Tax restitution isn’t always simple

The IRS must follow a corporation’s designation of voluntary payments toward the income tax liabilities of its owner/employees, according to a recent Tax Court ruling.

However, because the payments did not represent taxes withheld at the source, the IRS was allowed to levy on the assets of the owner/employees to collect applicable interest and penalties. Likewise, the corporation remained liable for interest and penalties attributable to its failure to remit taxes on a timely basis (James R. Dixon, et. ux. v. Commissioner, 141 TC No. 3, Sept. 3, 2013 and James R. Dixon, et. ux. v. Commissioner, TC Memo 2013-207, Sept. 3, 2013).

James and Sharon Dixon served as officers and employees of Tryco. After a number of successful years, Tryco stopped filing and remitting employment taxes, and the Dixons stopped filing individual income tax returns.

Later, the Dixons were criminally prosecuted for failure to file individual income tax returns. As part of a settlement, they agreed to make restitution to the IRS for taxes in the amount of $61,021.

The Dixons contributed this amount to Tryco, and Tryco submitted it to the IRS, accompanied by a letter stating that the payment represented Tryco’s withholding taxes to be applied to the withheld income taxes of the Dixons.

When accountants prepared the individual income tax returns for the Dixons’ missing years, they determined that the couple owed an additional $30,202 in taxes. The Dixons contributed this additional amount to Tryco, and the corporation in turn submitted it to the IRS with a letter similar to the earlier one.

On the advice of legal counsel, the Dixons chose not to pay their individual income tax liabilities directly, believing that the indirect payments through Tryco would reduce both the portion of the company’s withholding tax liability attributable to themselves and their own income tax liabilities. They also hoped to avoid interest and penalties because the tax law treats withholding at the source as paid in the year of the withholding irrespective of the employer’s date of remittance.

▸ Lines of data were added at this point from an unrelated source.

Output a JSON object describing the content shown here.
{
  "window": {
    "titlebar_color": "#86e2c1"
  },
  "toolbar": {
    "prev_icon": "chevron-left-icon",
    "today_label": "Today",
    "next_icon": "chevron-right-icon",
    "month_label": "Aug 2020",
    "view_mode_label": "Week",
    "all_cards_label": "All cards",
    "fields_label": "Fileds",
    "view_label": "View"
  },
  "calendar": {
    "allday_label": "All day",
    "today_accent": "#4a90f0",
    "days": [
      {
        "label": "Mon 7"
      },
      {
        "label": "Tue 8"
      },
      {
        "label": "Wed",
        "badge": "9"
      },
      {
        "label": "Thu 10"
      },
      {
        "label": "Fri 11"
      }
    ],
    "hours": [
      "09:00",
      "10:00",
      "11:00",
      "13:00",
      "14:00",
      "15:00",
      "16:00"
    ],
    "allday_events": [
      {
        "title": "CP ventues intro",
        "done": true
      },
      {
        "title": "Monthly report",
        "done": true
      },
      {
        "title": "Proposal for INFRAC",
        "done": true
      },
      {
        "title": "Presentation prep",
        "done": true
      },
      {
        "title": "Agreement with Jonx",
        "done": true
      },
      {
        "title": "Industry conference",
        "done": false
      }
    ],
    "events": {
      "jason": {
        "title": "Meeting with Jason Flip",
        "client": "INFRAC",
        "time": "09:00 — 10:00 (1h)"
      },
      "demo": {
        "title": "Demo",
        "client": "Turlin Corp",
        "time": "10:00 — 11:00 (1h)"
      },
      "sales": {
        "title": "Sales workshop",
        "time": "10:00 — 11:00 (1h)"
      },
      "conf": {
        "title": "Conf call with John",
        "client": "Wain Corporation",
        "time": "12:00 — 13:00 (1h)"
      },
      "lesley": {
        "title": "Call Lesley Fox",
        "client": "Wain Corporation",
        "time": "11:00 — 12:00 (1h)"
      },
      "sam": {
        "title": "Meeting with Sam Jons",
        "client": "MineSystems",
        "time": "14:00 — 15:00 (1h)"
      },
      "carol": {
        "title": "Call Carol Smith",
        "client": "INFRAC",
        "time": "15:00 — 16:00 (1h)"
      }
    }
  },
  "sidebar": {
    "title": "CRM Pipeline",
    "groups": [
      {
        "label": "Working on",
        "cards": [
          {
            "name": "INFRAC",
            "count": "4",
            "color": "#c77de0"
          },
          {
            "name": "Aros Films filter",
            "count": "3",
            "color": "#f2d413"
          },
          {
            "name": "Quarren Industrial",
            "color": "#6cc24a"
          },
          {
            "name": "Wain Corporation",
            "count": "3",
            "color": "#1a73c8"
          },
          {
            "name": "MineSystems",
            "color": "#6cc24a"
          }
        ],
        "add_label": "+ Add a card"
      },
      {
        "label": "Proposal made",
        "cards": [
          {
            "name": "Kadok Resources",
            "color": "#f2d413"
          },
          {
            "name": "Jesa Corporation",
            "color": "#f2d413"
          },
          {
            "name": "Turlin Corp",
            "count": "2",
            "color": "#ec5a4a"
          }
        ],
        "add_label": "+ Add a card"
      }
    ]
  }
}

The IRS initially credited Tryco’s payments to the Dixons’ income tax liabilities, which settled their tax obligations but not the related interest and penalties. Later, the IRS reversed itself and applied the payments to Tryco’s general unpaid employment tax liabilities.

The IRS then issued a notice to the Dixons of intent to levy on their assets in satisfaction of their now unpaid income tax liabilities. The Dixons petitioned the Tax Court.

The Dixons contended first that they were entitled to a withholding credit for the amounts submitted by Tryco on their behalf. Second, they asserted that the IRS was obligated to honor Tryco’s designation of the payments as withheld income taxes and to credit the amounts toward the Dixons’ income tax liabilities.

The IRS argued that its policy of honoring designations of voluntary payments does not extend to designations of delinquent employment tax by one party toward the income tax liability of another.

The Tax Court concluded that the funds submitted by Tryco to the IRS were not withheld at the source and, accordingly, the Dixons were not entitled to a credit against their individual income tax liabilities. Regarding the Dixons’ second argument, the majority determined that the IRS was obligated to follow its published administrative position regarding designations of voluntary payments.

The IRS was therefore directed to credit the $91,223 payments to the Dixons’ account, discharging their income tax obligations. The IRS was allowed, however, to levy on the Dixons’ assets to collect applicable interest and penalties. Tryco likewise remained liable for interest and penalties.